*** Opening of Records supplied ***

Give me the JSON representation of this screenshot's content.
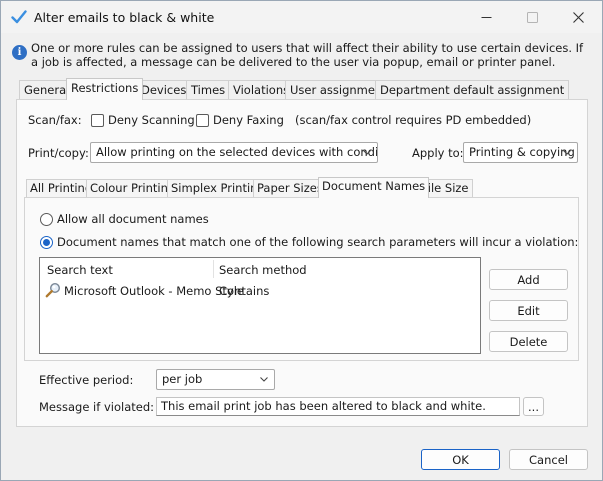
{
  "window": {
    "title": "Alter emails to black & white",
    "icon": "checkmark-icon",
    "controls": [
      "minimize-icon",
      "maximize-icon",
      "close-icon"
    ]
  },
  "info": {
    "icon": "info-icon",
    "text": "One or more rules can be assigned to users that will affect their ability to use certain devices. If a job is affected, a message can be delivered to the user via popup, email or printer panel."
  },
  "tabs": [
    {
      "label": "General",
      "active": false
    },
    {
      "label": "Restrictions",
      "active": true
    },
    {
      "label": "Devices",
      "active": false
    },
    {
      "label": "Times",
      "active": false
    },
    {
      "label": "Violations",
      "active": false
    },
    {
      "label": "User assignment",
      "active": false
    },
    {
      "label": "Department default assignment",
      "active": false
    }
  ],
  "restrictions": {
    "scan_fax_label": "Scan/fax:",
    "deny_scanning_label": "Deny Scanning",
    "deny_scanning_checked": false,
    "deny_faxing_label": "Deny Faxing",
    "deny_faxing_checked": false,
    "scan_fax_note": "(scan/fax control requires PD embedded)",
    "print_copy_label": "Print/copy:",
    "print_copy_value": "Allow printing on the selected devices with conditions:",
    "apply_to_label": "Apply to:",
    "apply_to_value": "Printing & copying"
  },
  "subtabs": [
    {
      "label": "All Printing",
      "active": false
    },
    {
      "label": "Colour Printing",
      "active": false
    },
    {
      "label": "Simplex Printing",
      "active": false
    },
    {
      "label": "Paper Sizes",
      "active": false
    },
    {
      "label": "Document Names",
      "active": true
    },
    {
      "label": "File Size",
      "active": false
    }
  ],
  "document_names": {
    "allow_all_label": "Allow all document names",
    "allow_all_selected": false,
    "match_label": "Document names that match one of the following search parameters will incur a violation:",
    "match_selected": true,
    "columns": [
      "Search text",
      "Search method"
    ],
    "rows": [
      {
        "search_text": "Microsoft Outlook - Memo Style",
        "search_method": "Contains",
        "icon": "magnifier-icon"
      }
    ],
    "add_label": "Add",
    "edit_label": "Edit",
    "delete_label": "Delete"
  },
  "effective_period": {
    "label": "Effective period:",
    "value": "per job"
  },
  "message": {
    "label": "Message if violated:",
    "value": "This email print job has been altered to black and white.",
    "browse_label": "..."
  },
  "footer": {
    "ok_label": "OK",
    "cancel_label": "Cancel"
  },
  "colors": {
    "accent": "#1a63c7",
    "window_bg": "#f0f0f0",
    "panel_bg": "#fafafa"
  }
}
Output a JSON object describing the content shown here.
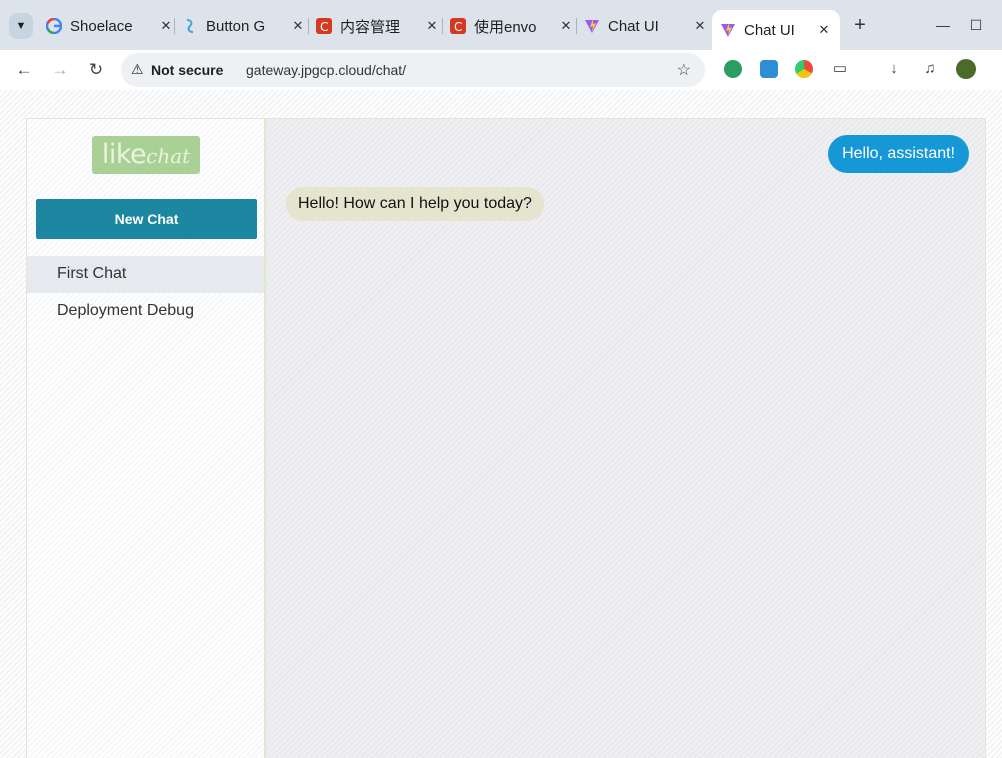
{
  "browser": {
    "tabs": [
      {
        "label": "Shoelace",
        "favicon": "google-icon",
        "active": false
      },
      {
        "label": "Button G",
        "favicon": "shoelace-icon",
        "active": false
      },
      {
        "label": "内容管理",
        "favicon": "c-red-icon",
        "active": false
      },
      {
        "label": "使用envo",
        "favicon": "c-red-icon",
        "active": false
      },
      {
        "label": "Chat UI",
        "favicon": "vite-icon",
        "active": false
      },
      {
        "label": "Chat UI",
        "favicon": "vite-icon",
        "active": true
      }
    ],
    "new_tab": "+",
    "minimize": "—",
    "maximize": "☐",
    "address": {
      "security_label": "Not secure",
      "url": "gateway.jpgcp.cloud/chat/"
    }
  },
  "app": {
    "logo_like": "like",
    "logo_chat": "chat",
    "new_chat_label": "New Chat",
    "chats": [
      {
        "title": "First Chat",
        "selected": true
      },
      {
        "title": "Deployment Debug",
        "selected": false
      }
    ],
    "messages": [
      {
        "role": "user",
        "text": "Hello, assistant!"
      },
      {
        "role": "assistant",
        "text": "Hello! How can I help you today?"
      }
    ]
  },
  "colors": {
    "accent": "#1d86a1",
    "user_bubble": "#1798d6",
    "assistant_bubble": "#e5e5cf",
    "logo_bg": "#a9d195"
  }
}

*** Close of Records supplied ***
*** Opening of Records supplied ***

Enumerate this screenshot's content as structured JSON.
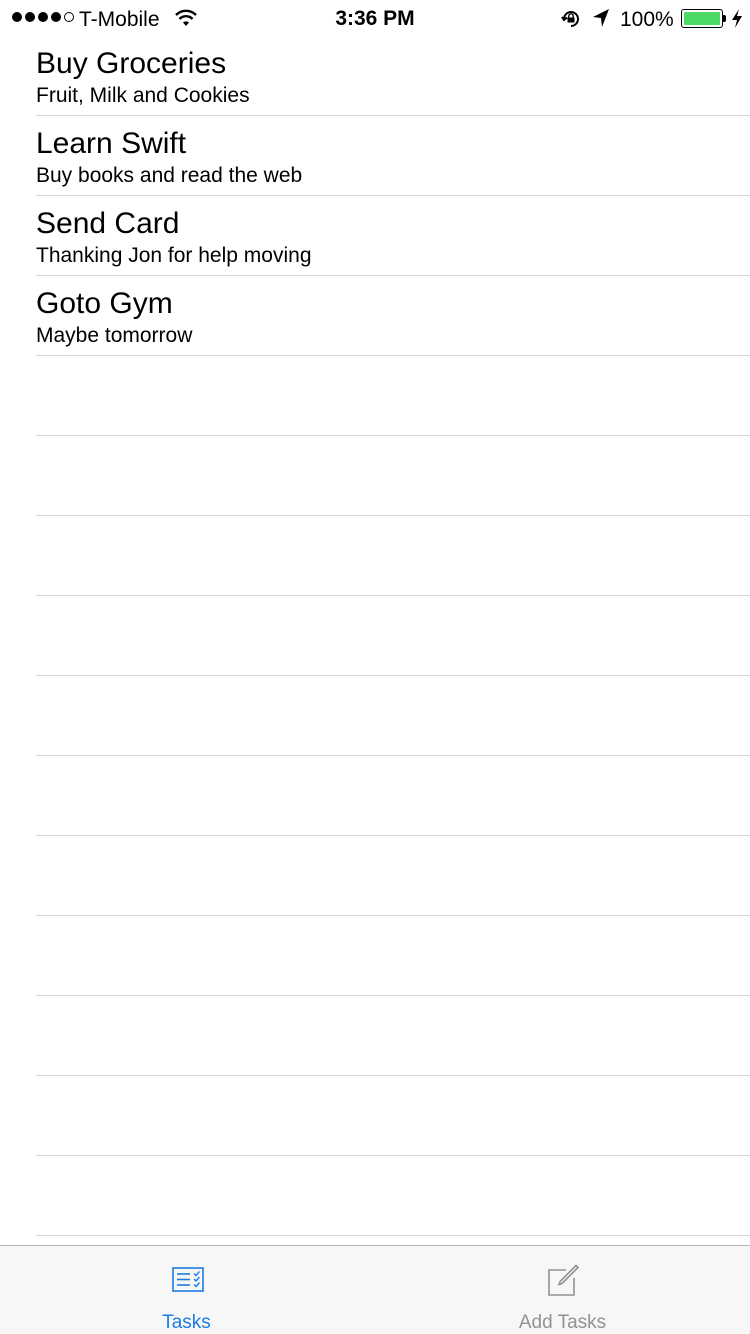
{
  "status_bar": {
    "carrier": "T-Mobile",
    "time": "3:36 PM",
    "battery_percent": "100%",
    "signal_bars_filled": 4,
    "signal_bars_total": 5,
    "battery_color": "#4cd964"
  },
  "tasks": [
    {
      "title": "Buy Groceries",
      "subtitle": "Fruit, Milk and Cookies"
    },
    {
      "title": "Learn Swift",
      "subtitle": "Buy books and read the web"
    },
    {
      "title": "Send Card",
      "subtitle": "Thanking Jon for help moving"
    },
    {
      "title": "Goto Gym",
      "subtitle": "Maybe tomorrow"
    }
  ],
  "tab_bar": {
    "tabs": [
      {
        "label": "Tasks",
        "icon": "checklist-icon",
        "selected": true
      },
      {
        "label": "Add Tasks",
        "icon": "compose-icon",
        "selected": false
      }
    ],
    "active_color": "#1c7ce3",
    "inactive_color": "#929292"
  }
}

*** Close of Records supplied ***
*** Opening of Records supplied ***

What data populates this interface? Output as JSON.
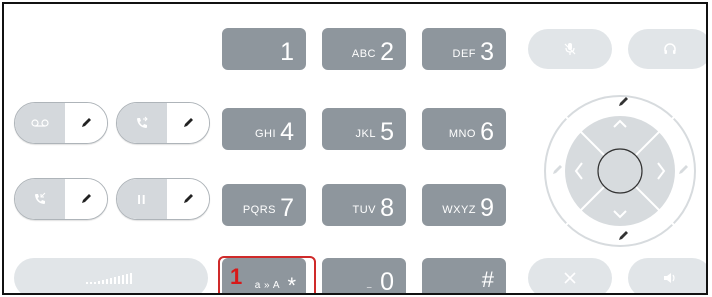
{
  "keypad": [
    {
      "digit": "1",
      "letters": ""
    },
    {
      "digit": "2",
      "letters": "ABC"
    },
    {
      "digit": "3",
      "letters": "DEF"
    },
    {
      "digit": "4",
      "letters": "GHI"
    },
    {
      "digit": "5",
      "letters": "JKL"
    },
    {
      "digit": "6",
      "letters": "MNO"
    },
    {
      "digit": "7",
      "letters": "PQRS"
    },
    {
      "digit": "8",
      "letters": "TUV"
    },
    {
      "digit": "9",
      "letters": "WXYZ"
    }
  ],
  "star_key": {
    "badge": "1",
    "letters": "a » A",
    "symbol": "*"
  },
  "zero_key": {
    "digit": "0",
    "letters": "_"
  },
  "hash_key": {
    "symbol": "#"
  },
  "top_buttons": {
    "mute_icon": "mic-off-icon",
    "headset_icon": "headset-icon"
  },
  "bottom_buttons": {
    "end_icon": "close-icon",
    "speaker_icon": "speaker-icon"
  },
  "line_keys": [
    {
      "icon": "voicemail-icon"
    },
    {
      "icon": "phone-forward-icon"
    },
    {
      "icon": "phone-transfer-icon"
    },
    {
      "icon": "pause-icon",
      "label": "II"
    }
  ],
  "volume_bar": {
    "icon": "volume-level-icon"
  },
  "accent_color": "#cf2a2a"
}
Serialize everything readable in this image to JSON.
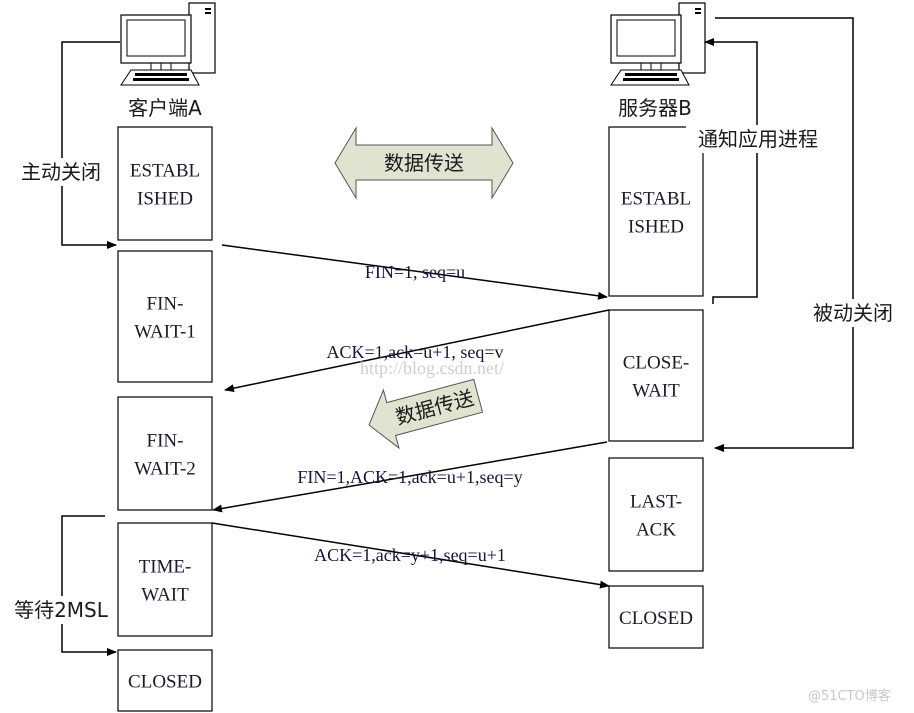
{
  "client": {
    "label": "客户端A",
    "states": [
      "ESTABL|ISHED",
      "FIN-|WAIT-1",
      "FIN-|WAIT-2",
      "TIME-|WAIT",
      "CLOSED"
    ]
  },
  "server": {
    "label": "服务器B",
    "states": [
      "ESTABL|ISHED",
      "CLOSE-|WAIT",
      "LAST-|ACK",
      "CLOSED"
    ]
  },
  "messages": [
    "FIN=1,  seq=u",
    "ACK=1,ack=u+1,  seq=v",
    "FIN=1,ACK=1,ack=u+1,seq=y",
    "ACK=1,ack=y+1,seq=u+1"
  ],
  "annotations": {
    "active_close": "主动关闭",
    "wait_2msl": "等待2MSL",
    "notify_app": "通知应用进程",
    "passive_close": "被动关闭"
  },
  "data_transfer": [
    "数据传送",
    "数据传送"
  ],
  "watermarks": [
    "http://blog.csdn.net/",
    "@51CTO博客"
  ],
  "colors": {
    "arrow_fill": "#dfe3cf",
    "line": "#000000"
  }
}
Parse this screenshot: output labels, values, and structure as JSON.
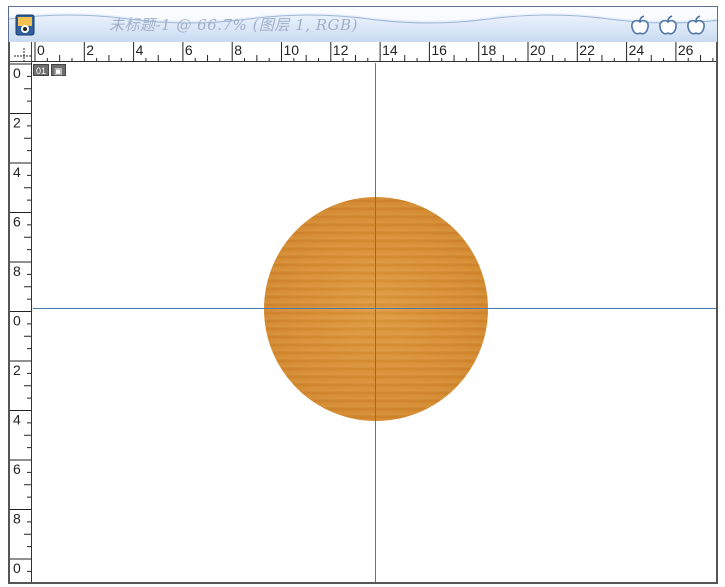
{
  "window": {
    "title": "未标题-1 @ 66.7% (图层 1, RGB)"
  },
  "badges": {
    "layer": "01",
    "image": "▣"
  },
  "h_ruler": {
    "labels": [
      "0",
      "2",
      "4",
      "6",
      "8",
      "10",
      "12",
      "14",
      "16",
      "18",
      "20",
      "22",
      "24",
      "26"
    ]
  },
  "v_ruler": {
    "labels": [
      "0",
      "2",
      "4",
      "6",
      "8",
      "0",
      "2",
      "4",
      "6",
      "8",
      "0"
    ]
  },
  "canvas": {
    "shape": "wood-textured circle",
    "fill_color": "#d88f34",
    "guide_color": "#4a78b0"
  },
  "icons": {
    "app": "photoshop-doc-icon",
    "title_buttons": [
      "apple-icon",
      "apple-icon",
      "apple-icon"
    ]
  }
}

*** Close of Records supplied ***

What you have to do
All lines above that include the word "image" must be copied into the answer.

Reply to the task
Serialize everything readable in this image to JSON.
    "image": "▣"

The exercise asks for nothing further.